Then, before Dave Wolverton came on to announce winner Patrick O’Sullivan for his wonderful fantasy story “Maddy Dune’s First and Only Spelling Bee,” the lights went down and the dancers came back on stage to perform a routine with a flying broom and a half-human woman conducting spells. At the time I had yet to read Patrick’s story, but when he took the stage to receive his award, he mentioned how amazed he was to see a scene from his story acted out in dance.

Oh, so they are doing it this year, I realized from my seat, wringing my hands. They’re picking out a few stories and performing them as “breaks.” I wonder if they will do that with mine?

A few more speeches went past—the awards were handed out in the order the stories appear in the anthology, and “An Acolyte of Black Spires” is the fifth—and I started to forget about dancing and worried more about making a speech in front of a huge crowd and thousands of Internet viewers. I was due to come on after illustrator Dustin D. Panzino received his award for his work for Richard Johnson’s “In Apprehension, How Like a God.” (Richard went on later in the evening to win a much-deserved Gold Prize for his story.) Dustin finished his speech and left the stage with—appropriately enough for a Latin scholar like me—the Carpe diem. (“Seize the Carpet.”)

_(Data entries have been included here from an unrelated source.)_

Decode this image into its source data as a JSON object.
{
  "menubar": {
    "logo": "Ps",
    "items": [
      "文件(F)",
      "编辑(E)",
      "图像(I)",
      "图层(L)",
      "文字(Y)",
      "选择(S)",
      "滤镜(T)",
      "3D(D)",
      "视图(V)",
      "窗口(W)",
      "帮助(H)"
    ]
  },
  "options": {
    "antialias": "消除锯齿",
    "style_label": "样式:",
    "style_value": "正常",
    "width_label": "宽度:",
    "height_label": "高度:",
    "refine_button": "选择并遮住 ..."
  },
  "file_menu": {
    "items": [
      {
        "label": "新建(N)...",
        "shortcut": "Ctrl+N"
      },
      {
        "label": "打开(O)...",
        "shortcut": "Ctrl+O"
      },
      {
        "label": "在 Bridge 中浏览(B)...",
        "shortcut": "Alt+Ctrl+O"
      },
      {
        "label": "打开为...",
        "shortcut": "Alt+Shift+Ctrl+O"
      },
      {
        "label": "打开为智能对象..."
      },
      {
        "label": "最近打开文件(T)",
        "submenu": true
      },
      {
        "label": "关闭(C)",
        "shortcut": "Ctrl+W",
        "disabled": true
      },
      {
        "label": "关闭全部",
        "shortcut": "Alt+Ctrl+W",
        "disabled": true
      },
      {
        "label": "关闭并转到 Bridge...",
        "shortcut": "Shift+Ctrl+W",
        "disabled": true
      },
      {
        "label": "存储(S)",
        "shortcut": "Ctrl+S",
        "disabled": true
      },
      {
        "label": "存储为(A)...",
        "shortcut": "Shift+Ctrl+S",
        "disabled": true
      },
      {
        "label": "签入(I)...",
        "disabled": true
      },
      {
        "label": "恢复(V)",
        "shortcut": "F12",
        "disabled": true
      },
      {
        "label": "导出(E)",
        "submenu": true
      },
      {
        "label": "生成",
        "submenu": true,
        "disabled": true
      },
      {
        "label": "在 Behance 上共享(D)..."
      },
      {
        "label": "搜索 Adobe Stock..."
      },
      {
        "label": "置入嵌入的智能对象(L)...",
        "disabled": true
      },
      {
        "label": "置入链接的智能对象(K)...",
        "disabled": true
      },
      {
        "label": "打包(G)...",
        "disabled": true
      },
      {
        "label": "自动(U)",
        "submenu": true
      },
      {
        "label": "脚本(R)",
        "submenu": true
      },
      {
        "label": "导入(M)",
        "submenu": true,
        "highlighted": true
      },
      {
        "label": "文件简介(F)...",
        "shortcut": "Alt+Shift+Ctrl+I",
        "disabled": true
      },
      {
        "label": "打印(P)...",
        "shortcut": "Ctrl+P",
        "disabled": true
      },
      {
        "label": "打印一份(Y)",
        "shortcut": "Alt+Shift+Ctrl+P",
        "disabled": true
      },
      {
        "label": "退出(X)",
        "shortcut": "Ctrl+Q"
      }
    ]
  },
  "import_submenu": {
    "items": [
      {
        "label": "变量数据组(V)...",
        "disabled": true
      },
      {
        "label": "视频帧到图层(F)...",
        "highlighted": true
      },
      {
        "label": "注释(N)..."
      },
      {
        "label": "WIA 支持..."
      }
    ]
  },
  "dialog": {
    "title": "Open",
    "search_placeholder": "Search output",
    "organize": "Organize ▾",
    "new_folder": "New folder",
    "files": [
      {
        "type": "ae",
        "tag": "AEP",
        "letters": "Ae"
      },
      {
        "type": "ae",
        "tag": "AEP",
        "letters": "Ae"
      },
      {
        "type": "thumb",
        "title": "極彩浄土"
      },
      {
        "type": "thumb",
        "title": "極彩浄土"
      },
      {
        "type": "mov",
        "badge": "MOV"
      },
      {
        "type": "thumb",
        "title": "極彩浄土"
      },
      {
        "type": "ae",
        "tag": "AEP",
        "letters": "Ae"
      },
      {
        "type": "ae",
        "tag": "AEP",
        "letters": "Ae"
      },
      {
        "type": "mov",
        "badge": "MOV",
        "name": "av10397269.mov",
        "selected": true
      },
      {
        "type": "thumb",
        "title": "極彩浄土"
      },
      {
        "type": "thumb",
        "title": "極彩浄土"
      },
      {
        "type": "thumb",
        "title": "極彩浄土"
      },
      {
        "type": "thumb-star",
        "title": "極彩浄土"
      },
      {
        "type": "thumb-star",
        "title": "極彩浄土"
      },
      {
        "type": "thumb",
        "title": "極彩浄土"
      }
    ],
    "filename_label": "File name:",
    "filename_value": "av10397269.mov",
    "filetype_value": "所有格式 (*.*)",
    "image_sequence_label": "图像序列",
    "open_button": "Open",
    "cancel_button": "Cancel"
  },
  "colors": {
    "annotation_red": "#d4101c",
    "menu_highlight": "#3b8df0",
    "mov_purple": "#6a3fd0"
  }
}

And then the lights went down. . . .

. . . and I knew. Yes, the dancers we’re going to perform a routine to “An Acolyte of Black Spires.”

I turned around in my seat in the dark; Fred Jordan was sitting behind me. I whispered to him, “Fred—they’re doing our story!”

About halfway through the performance, when the lovely dancer Chelsea Meredith swung skyward on a scarf toward the masked figure hovering over her, I completely lost it. It had been a long, tense, emotional day—and this hit me creatively in an astonishing way. Chelsea, like Hallett, took off her mask, and rose up to Quarl’s arms, removing his mask before embracing him. Like Fred’s illustration, it was perfect. It was my characters. Someone thought them worthwhile enough to re-imagine in another art form. I cannot think of a greater compliment.

There is no need for me to describe the dance further, since you can see it here. After Doug Beason announces me, you can see that I’m blubbering a bit. Hadn’t quite recovered. But I still had the wits about me to thank Black Gate!

So, seize the carpet, and I’ll come back with less personalized babble about the Writers of the Future next week.

Chelsea Meredith with me at the signing afterwards:
All the writers and illustrators standing beside their respective easels. (I am in the blue shirt right about the center of the frame):